What we now call “the Agile Movement” seems to have gone mainstream around two years ago. When it did, late adopters showed up and started trying to do what they always do… re-define a concept in their own image. Well, if that image is big, fat, ugly and slow, I would rather they just “opt-out” and go extinct (aka allow market forces to let their companies die, thus freeing-up resources and people for higher purposes.) The irony is that the organizations that came late to the agile game tried to “adopt and scale agile.” In most cases they have not seen the gains they expected.
My hypothesis is that most are simply missing the point. Here is a review of the background context.
- Agile is an adjective, not a noun. Defining “Agile” as a set of processes won’t make an organization more agile in the market.
- Being able to give the market the product feature it wants when it wants it and for the price it is willing to pay while at least covering costs plus a profit that offsets inflation is THE only thing that matters. Any other focus and the organization will become extinct…and they are, at an ever growing pace!
- You can create reinforcing “double loop learning” structures that may create a culture that enables the right team dynamic in multiple teams; however, because corporations are complex adaptive human systems, you cannot scale a team dynamic.
- Being agile doesn’t mean automatically lowered costs of new product development or product operations and maintenance. Nor does being agile mean delivering the entirety of a product’s features to market faster than more traditional methods. It just means delivering the product features the market wants close to when the market wants them.
Based on these basic market precepts, I say the following not simply to be critical but to engage in much-needed critical response for the purpose of opening up rational conversation.
You don’t scale agility. You create a business-market fit with adaption capability.
Yes, you can adopt a framework that allows the organization to scale agility-enabling practices. The first attempt at large scale agility that I was aware of was the Scrum of Scrums pattern. The second was Scott Ambler’s Agile@Scale model while at IBM (later renamed Disciplined Agile Delivery due to branding/trademark issues). The one that has garnered the most attention as of late is the crowd-sourced, Dean Leffingwell-owned, Scaled Agile Framework for the Enterprise (SAFe). All three of these are good frameworks, each with their appropriate context and limitations. None of them enable business agility by themselves.

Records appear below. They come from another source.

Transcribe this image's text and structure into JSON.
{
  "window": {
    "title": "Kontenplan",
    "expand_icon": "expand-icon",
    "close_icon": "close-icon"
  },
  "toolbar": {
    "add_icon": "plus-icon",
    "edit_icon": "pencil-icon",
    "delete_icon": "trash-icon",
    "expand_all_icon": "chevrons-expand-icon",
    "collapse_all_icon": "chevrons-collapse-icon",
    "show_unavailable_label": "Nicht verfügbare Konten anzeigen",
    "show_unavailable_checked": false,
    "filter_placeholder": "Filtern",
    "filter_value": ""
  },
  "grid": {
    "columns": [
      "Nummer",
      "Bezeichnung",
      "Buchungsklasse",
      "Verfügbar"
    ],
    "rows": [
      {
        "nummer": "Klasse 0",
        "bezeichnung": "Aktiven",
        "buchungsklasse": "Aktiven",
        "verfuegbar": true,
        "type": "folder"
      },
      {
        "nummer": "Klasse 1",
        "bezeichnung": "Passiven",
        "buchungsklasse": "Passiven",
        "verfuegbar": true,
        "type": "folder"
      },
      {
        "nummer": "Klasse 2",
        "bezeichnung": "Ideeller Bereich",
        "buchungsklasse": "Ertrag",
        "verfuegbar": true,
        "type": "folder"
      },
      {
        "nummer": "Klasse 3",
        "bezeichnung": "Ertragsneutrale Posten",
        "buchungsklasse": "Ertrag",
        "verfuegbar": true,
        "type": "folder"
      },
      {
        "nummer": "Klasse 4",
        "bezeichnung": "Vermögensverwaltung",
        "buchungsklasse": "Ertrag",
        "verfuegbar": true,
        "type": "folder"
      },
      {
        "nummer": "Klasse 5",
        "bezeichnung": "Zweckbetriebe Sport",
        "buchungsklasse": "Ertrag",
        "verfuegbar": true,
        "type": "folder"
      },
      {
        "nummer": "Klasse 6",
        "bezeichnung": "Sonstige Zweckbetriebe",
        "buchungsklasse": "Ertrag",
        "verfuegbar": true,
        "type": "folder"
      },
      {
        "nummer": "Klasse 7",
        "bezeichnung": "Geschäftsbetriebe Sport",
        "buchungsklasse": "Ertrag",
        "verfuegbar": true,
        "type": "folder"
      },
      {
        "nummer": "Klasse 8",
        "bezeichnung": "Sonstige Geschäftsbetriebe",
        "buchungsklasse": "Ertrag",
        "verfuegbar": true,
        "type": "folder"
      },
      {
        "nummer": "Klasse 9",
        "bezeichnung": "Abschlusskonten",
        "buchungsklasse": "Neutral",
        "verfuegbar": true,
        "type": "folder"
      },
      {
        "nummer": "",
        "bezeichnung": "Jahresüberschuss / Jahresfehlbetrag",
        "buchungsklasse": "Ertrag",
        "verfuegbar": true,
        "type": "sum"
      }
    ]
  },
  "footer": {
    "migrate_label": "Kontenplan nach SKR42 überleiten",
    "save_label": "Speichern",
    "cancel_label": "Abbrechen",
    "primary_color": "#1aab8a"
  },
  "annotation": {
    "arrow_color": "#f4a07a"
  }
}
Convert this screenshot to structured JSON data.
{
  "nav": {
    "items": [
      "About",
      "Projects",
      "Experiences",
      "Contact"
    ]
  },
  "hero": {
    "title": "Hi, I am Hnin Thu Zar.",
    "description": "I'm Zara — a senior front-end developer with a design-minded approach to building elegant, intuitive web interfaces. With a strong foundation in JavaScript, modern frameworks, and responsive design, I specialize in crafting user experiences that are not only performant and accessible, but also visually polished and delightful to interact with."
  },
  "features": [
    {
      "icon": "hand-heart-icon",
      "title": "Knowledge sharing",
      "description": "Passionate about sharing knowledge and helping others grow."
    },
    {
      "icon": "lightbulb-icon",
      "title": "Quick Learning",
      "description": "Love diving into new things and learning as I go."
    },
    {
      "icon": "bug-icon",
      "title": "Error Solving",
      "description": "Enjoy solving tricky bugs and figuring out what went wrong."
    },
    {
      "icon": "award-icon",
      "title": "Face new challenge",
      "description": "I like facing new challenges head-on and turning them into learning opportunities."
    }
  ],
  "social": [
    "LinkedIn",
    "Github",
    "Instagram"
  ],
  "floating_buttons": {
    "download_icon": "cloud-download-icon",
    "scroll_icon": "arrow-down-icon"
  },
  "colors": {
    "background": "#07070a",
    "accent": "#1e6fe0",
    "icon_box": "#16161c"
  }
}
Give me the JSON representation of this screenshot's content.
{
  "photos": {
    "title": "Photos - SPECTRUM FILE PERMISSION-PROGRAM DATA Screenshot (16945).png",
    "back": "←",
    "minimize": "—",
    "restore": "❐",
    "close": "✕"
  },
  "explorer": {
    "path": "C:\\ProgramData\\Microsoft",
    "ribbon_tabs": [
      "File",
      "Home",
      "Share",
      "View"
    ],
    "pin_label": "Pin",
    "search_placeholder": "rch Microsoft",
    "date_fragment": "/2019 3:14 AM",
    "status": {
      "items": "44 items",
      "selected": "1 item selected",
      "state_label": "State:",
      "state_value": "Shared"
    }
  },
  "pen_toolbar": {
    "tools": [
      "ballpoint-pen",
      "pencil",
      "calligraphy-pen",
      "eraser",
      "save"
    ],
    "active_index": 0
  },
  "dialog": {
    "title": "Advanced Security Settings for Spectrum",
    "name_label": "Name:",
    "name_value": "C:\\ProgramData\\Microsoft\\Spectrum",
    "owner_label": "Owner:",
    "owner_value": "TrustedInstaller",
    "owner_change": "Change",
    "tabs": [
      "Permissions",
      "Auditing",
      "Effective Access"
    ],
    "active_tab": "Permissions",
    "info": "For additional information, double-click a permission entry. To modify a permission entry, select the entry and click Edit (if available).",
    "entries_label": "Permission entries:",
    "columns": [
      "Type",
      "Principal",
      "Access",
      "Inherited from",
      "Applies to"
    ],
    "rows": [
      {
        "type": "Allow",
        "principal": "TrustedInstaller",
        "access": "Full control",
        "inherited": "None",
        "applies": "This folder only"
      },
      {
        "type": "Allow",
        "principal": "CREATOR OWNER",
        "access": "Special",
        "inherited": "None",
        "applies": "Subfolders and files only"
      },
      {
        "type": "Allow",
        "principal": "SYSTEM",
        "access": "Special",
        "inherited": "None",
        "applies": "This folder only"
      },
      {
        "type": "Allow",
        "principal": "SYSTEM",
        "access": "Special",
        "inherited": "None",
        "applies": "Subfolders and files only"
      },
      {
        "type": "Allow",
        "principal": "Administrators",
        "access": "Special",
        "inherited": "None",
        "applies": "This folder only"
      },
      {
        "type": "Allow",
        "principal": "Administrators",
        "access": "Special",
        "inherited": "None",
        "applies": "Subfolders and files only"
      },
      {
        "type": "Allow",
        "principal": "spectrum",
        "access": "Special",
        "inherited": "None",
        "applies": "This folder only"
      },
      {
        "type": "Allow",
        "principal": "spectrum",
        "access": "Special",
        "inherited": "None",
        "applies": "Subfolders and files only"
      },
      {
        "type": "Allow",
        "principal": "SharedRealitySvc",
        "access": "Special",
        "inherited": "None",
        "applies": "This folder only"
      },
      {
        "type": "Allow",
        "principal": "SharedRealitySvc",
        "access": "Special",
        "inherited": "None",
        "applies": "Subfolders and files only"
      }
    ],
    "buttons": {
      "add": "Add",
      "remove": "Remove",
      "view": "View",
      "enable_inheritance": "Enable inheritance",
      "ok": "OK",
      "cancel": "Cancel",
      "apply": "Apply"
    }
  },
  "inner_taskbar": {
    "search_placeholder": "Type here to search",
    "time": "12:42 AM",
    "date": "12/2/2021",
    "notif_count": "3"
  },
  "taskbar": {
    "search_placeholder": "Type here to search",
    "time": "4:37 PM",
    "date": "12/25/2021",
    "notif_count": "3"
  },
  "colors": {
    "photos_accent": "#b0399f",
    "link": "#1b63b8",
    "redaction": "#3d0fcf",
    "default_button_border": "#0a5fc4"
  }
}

Consider this example:
The SAFe framework talks about quarterly release planning. It talks about release trains of Potentially Shippable Increments(PSIs) of product features in the form of releases.
This is good… sorta.
You see… the way that most organizations have adopted SAFe, the PSI/Releases end up codified into release cycles. The SAFe materials talk about an 8 to 10 week time box. Most folks I’ve talked to have turned the quarterly release planning cycle into a quarterly release cycle. For those organizations, generally this has been a huge improvement. It doesn’t mean that the organization is adapting to the needs of the market quickly enough to remain a viable concern.
The 8 to 10 week release cycle and quarterly release cycle are remnants of the dysfunction of big delivery thinking. I keep seeing releases larger than one or two features, or enough just enough features to be able to deliver an experiment of the business model to the market. This implies the organization hasn’t figured out how to get their releases small enough to build-measure-learn what the market actually will pay for. This also likely means companies are delivering product features that won’t increase revenues, acquisitions, activations, customer retention or referral business. In other words, the market is still evolving faster than the organization and thus at some point in time in the future, the organization’s product will no longer be viable. For some companies this is just for one or a few products. For others, it means the entire business model is no longer relevant.
Speaking of business models, I also don’t see where companies adopting scaled agile frameworks are also learning to evolve the business model with each release cycle. There is this assumption that the business model is correct for the entirety of the product development release cycle, when in reality, there are very few ways beyond business model experimentation using the build-measure-learn cycle to even test that the business model is correct. So businesses get really good at delivering a product that the market may or may not want using a business model that may or may not completely work. Again… the business is ultimately doomed because it cannot adapt to the market fast enough.
In order for a business remain viable it must:
- Manage its cash flow, maintaining generally a positive cash flow (I know… duh! It’s surprising how many people forget this, though.)
- Release a functional product that contains only the product features that Kano analysis would call “must-have” and “exciters”, leaving off as many neutral/indifferent features as possible.
- Release product features at a rate that the market demands as user-expectations shift as a reaction to the Minimum Viable Product (MVP).
- Understand and attempt to out-deliver new product features at a rate faster than your competitors can react to each product feature release. Sometimes this is a feature-per-day. Sometimes this a unique feature-set per quarter. Either way, it means the company must be able to…
- Understand the market demand cycle and adapt just before or at the point of inflection in the adaptation cycle.
Again, merely scaling “agile” (noun) won’t make a company agile (adjective). For most organizations, especially those late-adopters and laggards, it means fundamentally transforming to continuous, adaption of the business model for market-fit.Special thanks to Elinor Slomba of Arts Interstices for the kick-in-the-pants to get this out and for being the other set of eyes.
The information contained on this post is my opinion, and mine alone (with the occasional voice of friend). It does not represent the opinions of any clients or employers.